▸ Work to be completed
Please output the records below word for word and omit the pictures.

▸ Provided information
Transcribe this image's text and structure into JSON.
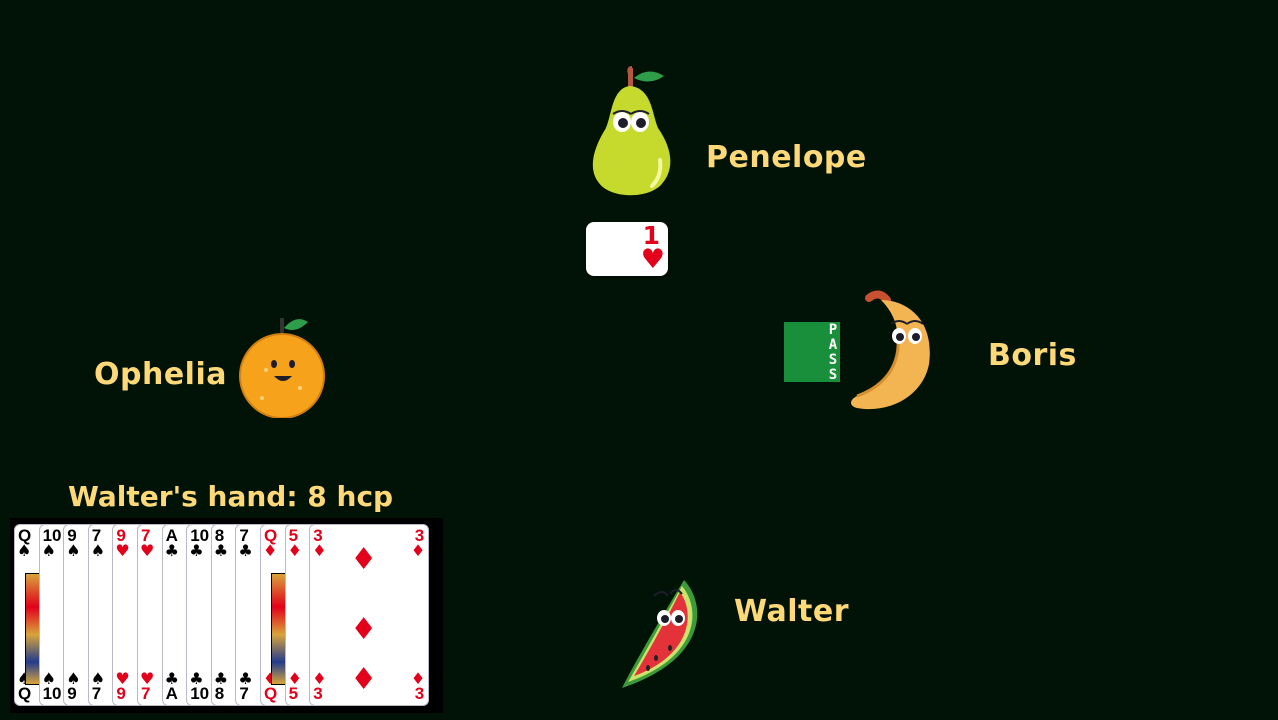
{
  "players": {
    "north": {
      "name": "Penelope",
      "avatar": "pear"
    },
    "east": {
      "name": "Boris",
      "avatar": "banana"
    },
    "west": {
      "name": "Ophelia",
      "avatar": "orange"
    },
    "south": {
      "name": "Walter",
      "avatar": "watermelon"
    }
  },
  "bids": {
    "north": {
      "level": "1",
      "suit": "♥",
      "suit_name": "hearts"
    },
    "east": {
      "text": "PASS"
    }
  },
  "hand": {
    "title": "Walter's hand: 8 hcp",
    "cards": [
      {
        "rank": "Q",
        "suit": "♠",
        "color": "black"
      },
      {
        "rank": "10",
        "suit": "♠",
        "color": "black"
      },
      {
        "rank": "9",
        "suit": "♠",
        "color": "black"
      },
      {
        "rank": "7",
        "suit": "♠",
        "color": "black"
      },
      {
        "rank": "9",
        "suit": "♥",
        "color": "red"
      },
      {
        "rank": "7",
        "suit": "♥",
        "color": "red"
      },
      {
        "rank": "A",
        "suit": "♣",
        "color": "black"
      },
      {
        "rank": "10",
        "suit": "♣",
        "color": "black"
      },
      {
        "rank": "8",
        "suit": "♣",
        "color": "black"
      },
      {
        "rank": "7",
        "suit": "♣",
        "color": "black"
      },
      {
        "rank": "Q",
        "suit": "♦",
        "color": "red"
      },
      {
        "rank": "5",
        "suit": "♦",
        "color": "red"
      },
      {
        "rank": "3",
        "suit": "♦",
        "color": "red"
      }
    ]
  },
  "colors": {
    "background": "#001306",
    "name_text": "#ffd978",
    "pass_green": "#1a8f3b",
    "heart_red": "#e2001a"
  }
}
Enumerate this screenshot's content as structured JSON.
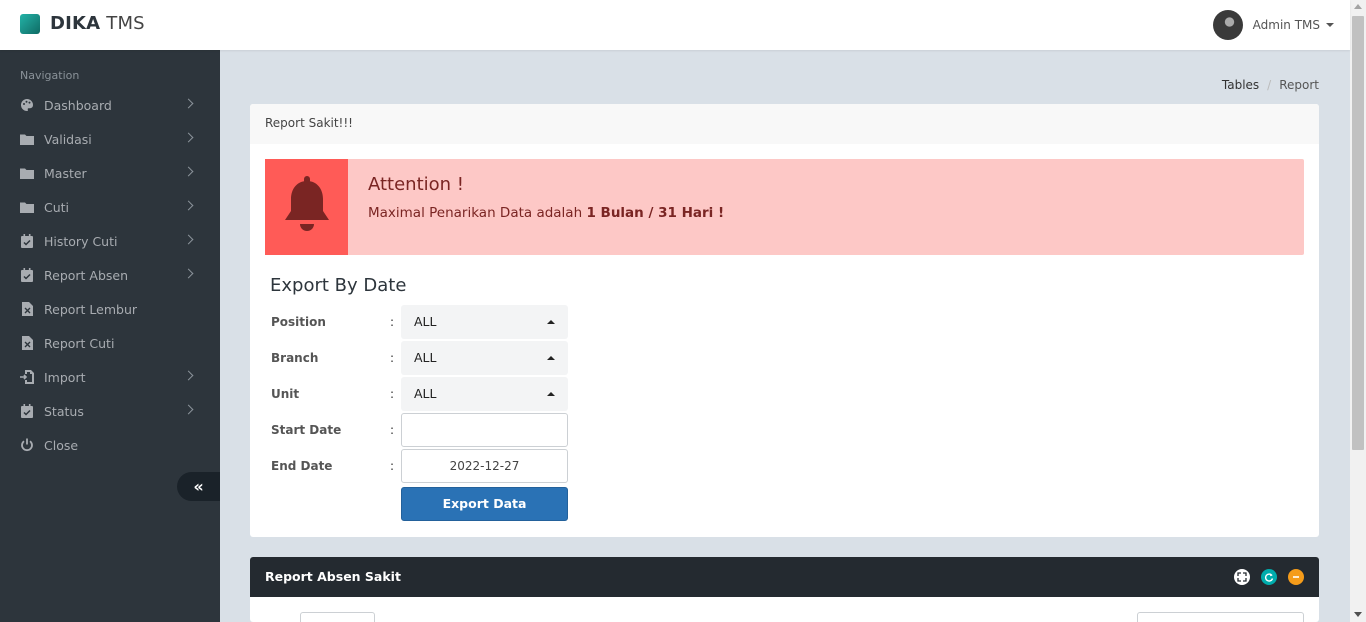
{
  "header": {
    "brand_bold": "DIKA",
    "brand_light": "TMS",
    "user_name": "Admin TMS"
  },
  "sidebar": {
    "nav_header": "Navigation",
    "items": [
      {
        "label": "Dashboard",
        "icon": "palette-icon",
        "has_submenu": true
      },
      {
        "label": "Validasi",
        "icon": "folder-icon",
        "has_submenu": true
      },
      {
        "label": "Master",
        "icon": "folder-icon",
        "has_submenu": true
      },
      {
        "label": "Cuti",
        "icon": "folder-icon",
        "has_submenu": true
      },
      {
        "label": "History Cuti",
        "icon": "calendar-check-icon",
        "has_submenu": true
      },
      {
        "label": "Report Absen",
        "icon": "calendar-check-icon",
        "has_submenu": true
      },
      {
        "label": "Report Lembur",
        "icon": "file-excel-icon",
        "has_submenu": false
      },
      {
        "label": "Report Cuti",
        "icon": "file-excel-icon",
        "has_submenu": false
      },
      {
        "label": "Import",
        "icon": "import-icon",
        "has_submenu": true
      },
      {
        "label": "Status",
        "icon": "calendar-check-icon",
        "has_submenu": true
      },
      {
        "label": "Close",
        "icon": "power-icon",
        "has_submenu": false
      }
    ],
    "collapse_icon": "double-chevron-left-icon"
  },
  "breadcrumb": {
    "items": [
      "Tables",
      "Report"
    ]
  },
  "report_panel": {
    "title": "Report Sakit!!!",
    "alert": {
      "title": "Attention !",
      "text_prefix": "Maximal Penarikan Data adalah ",
      "text_bold": "1 Bulan / 31 Hari !",
      "icon": "bell-icon"
    },
    "export_title": "Export By Date",
    "fields": {
      "position": {
        "label": "Position",
        "value": "ALL"
      },
      "branch": {
        "label": "Branch",
        "value": "ALL"
      },
      "unit": {
        "label": "Unit",
        "value": "ALL"
      },
      "start_date": {
        "label": "Start Date",
        "value": ""
      },
      "end_date": {
        "label": "End Date",
        "value": "2022-12-27"
      }
    },
    "colon": ":",
    "export_button": "Export Data"
  },
  "absen_panel": {
    "title": "Report Absen Sakit"
  },
  "colors": {
    "sidebar_bg": "#2d353c",
    "alert_bg": "#fdc8c6",
    "alert_icon_bg": "#ff5b57",
    "primary_button": "#2a72b5",
    "panel_dark": "#242a30"
  }
}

▸ Solution below
Transcribe this image's text and structure into JSON.
{
  "players": {
    "north": {
      "name": "Penelope",
      "avatar": "pear"
    },
    "east": {
      "name": "Boris",
      "avatar": "banana"
    },
    "west": {
      "name": "Ophelia",
      "avatar": "orange"
    },
    "south": {
      "name": "Walter",
      "avatar": "watermelon"
    }
  },
  "bids": {
    "north": {
      "level": "1",
      "suit": "♥",
      "suit_name": "hearts"
    },
    "east": {
      "text": "PASS"
    }
  },
  "hand": {
    "title": "Walter's hand: 8 hcp",
    "cards": [
      {
        "rank": "Q",
        "suit": "♠",
        "color": "black"
      },
      {
        "rank": "10",
        "suit": "♠",
        "color": "black"
      },
      {
        "rank": "9",
        "suit": "♠",
        "color": "black"
      },
      {
        "rank": "7",
        "suit": "♠",
        "color": "black"
      },
      {
        "rank": "9",
        "suit": "♥",
        "color": "red"
      },
      {
        "rank": "7",
        "suit": "♥",
        "color": "red"
      },
      {
        "rank": "A",
        "suit": "♣",
        "color": "black"
      },
      {
        "rank": "10",
        "suit": "♣",
        "color": "black"
      },
      {
        "rank": "8",
        "suit": "♣",
        "color": "black"
      },
      {
        "rank": "7",
        "suit": "♣",
        "color": "black"
      },
      {
        "rank": "Q",
        "suit": "♦",
        "color": "red"
      },
      {
        "rank": "5",
        "suit": "♦",
        "color": "red"
      },
      {
        "rank": "3",
        "suit": "♦",
        "color": "red"
      }
    ]
  },
  "colors": {
    "background": "#001306",
    "name_text": "#ffd978",
    "pass_green": "#1a8f3b",
    "heart_red": "#e2001a"
  }
}
Enumerate this screenshot's content as structured JSON.
{
  "header": {
    "brand_bold": "DIKA",
    "brand_light": "TMS",
    "user_name": "Admin TMS"
  },
  "sidebar": {
    "nav_header": "Navigation",
    "items": [
      {
        "label": "Dashboard",
        "icon": "palette-icon",
        "has_submenu": true
      },
      {
        "label": "Validasi",
        "icon": "folder-icon",
        "has_submenu": true
      },
      {
        "label": "Master",
        "icon": "folder-icon",
        "has_submenu": true
      },
      {
        "label": "Cuti",
        "icon": "folder-icon",
        "has_submenu": true
      },
      {
        "label": "History Cuti",
        "icon": "calendar-check-icon",
        "has_submenu": true
      },
      {
        "label": "Report Absen",
        "icon": "calendar-check-icon",
        "has_submenu": true
      },
      {
        "label": "Report Lembur",
        "icon": "file-excel-icon",
        "has_submenu": false
      },
      {
        "label": "Report Cuti",
        "icon": "file-excel-icon",
        "has_submenu": false
      },
      {
        "label": "Import",
        "icon": "import-icon",
        "has_submenu": true
      },
      {
        "label": "Status",
        "icon": "calendar-check-icon",
        "has_submenu": true
      },
      {
        "label": "Close",
        "icon": "power-icon",
        "has_submenu": false
      }
    ],
    "collapse_icon": "double-chevron-left-icon"
  },
  "breadcrumb": {
    "items": [
      "Tables",
      "Report"
    ]
  },
  "report_panel": {
    "title": "Report Sakit!!!",
    "alert": {
      "title": "Attention !",
      "text_prefix": "Maximal Penarikan Data adalah ",
      "text_bold": "1 Bulan / 31 Hari !",
      "icon": "bell-icon"
    },
    "export_title": "Export By Date",
    "fields": {
      "position": {
        "label": "Position",
        "value": "ALL"
      },
      "branch": {
        "label": "Branch",
        "value": "ALL"
      },
      "unit": {
        "label": "Unit",
        "value": "ALL"
      },
      "start_date": {
        "label": "Start Date",
        "value": ""
      },
      "end_date": {
        "label": "End Date",
        "value": "2022-12-27"
      }
    },
    "colon": ":",
    "export_button": "Export Data"
  },
  "absen_panel": {
    "title": "Report Absen Sakit"
  },
  "colors": {
    "sidebar_bg": "#2d353c",
    "alert_bg": "#fdc8c6",
    "alert_icon_bg": "#ff5b57",
    "primary_button": "#2a72b5",
    "panel_dark": "#242a30"
  }
}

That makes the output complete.